    But today we face our own new crossroads. We are challenged to form new relationships, yet again, with government as funding increases. But that increase comes with ever greater demands for accountability and ever greater intervention of government in the school activity. 

    We are challenged to redefine ourselves, too, to articulate anew our reason for being.  Fewer of our students’ families are involved in parish life than in years gone by. We are being called to redefine our religious purposes now in terms of mission, of evangelisation. We are called to reach out ever further to those who know but little of Jesus and his church. 

    More immediately now, though not necessarily more importantly, our funding is under critical threat. The Federal government has instituted a review into funding of education across all three sectors (Government, Catholic and Independent). This is known as the Gonski Review. No doubt people will have noted that it is receiving significant media coverage. 

    Our National Catholic Education Commission (NCEC) has prepared a substantial and well argued submission to this review panel. That submission shows clearly that Catholic schools perform consistently at a high level and they do this at a significantly lower cost than do other systems. 

    Yet, as a result of clever campaigning on the part of certain organisations hostile to Catholic schools, the media seems to have convinced a great many people that Catholic schools are presently overfunded!  

    It is easy to demonstrate the facts that demonstrate the success of the Catholic system on schools. Indeed the Commonwealth Government’s own MySchool website does precisely this. It shows that we perform well and it shows that education in the Catholic system is provided at a far lower cost than anywhere else. However, despite these facts it is proving very difficult to convince the electorate. When the Gonski report is presented to the government later this year, those facts will be clear but the politics will not. 

    This will be yet another important crossroads for us. As Catholic schools, as Catholic people, we will be called to rise to this challenge. We will be called to find new ways of being Catholic schools, ways that will see us changed but ever stronger. It has happened in the past, it will happen now, it will happen again in the future. 
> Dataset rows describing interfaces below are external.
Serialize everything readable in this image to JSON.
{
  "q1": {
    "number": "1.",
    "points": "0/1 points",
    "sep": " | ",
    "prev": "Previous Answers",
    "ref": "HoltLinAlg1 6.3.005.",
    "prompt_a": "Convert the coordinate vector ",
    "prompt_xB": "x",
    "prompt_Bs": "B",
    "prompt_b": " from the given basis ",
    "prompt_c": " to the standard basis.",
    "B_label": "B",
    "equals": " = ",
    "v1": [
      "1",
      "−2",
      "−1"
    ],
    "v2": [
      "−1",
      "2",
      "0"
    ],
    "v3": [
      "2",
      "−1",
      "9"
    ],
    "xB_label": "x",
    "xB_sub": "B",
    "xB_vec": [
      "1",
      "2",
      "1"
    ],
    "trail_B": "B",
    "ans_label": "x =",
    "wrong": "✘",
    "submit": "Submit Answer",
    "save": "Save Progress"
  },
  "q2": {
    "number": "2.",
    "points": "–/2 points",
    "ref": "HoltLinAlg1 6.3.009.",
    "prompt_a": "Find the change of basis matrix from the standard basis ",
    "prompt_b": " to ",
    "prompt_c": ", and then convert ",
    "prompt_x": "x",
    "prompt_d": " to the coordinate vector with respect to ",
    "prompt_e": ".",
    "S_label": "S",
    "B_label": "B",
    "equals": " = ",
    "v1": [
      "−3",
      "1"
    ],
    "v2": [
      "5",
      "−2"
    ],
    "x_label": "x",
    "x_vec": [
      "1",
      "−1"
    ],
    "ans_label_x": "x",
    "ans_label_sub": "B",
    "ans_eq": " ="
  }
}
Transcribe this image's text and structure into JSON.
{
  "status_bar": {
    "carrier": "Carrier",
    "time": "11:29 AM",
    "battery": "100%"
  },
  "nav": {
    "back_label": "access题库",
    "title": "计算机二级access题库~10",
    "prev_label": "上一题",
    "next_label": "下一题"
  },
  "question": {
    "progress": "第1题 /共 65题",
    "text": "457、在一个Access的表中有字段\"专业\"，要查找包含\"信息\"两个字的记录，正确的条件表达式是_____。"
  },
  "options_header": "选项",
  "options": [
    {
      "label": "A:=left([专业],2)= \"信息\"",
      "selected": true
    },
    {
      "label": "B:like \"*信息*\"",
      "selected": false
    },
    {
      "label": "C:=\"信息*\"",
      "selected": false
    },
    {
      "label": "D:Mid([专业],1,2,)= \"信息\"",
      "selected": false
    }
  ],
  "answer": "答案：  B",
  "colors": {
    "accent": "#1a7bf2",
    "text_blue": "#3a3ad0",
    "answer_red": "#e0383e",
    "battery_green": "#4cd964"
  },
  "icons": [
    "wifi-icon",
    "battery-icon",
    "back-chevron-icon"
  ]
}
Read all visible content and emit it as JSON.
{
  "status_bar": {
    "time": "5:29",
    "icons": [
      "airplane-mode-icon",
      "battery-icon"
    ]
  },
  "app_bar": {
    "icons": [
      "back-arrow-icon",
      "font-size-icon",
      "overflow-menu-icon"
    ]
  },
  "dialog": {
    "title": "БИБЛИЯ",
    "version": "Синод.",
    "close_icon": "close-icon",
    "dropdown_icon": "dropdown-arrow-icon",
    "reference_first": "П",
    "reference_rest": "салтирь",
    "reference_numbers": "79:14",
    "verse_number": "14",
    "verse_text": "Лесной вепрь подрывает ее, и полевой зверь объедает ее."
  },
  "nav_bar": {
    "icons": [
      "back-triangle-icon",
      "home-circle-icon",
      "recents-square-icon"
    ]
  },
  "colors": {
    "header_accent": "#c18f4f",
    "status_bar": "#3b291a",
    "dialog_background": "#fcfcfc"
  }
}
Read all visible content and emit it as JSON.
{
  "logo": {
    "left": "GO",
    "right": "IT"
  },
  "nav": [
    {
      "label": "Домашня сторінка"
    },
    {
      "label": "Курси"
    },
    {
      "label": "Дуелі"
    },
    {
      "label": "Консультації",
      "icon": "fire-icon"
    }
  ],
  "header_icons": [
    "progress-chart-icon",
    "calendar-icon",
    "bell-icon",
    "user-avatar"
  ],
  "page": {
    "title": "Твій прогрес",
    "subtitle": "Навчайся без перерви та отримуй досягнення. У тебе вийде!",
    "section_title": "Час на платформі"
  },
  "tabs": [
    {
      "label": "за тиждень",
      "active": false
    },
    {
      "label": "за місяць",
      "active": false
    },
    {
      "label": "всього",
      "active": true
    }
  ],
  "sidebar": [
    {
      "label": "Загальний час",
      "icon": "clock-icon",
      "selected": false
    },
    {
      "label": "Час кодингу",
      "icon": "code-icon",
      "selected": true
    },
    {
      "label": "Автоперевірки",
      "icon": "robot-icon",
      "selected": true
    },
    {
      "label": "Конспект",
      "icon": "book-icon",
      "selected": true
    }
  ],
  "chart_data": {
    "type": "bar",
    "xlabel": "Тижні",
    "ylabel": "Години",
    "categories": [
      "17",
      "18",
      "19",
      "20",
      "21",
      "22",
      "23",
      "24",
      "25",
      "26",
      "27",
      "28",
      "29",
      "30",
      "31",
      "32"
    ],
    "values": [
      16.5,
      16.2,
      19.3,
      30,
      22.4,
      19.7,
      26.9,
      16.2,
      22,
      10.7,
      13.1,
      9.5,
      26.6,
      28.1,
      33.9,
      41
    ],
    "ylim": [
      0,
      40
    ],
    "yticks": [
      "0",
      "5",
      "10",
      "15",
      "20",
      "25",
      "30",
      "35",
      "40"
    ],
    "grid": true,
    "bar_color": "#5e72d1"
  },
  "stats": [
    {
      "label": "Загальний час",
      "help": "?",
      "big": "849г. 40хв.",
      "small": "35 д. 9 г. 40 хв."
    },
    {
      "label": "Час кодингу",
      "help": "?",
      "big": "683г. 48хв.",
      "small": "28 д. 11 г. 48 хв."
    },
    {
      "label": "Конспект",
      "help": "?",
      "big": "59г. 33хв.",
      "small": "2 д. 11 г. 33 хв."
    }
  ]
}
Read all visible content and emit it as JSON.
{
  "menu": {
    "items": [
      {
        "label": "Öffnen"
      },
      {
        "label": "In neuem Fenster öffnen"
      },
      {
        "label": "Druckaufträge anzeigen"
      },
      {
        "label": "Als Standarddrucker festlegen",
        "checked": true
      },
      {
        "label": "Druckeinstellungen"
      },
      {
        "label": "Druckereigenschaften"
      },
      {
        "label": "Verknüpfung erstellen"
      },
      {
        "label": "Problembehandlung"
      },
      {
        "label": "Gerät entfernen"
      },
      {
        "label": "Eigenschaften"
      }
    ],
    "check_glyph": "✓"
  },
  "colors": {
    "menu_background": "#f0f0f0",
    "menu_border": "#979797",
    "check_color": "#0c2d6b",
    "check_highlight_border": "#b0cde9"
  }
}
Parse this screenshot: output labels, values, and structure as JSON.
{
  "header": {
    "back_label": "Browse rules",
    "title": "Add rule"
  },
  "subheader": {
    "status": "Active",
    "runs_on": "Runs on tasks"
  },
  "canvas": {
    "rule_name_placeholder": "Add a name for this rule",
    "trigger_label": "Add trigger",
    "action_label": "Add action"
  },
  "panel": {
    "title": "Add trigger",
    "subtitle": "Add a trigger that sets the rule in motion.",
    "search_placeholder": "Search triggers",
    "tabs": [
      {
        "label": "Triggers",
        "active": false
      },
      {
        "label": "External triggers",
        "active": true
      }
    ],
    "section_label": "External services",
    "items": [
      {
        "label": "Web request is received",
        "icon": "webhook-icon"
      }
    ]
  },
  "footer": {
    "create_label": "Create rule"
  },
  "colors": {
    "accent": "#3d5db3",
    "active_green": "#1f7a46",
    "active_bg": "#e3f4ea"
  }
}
    We are facing these and other important and very challenging crossroad experiences now, in 2011. They are not our first crossroads and they will not be our last. We need to have confidence in our own God given gifts and capacities and in the blessing of our God, that we will negotiate these crossroads successfully, emerging, certainly changed, but also stronger. We will be ready to face even more crossroads in the future. Let each one be a Resurrection experience.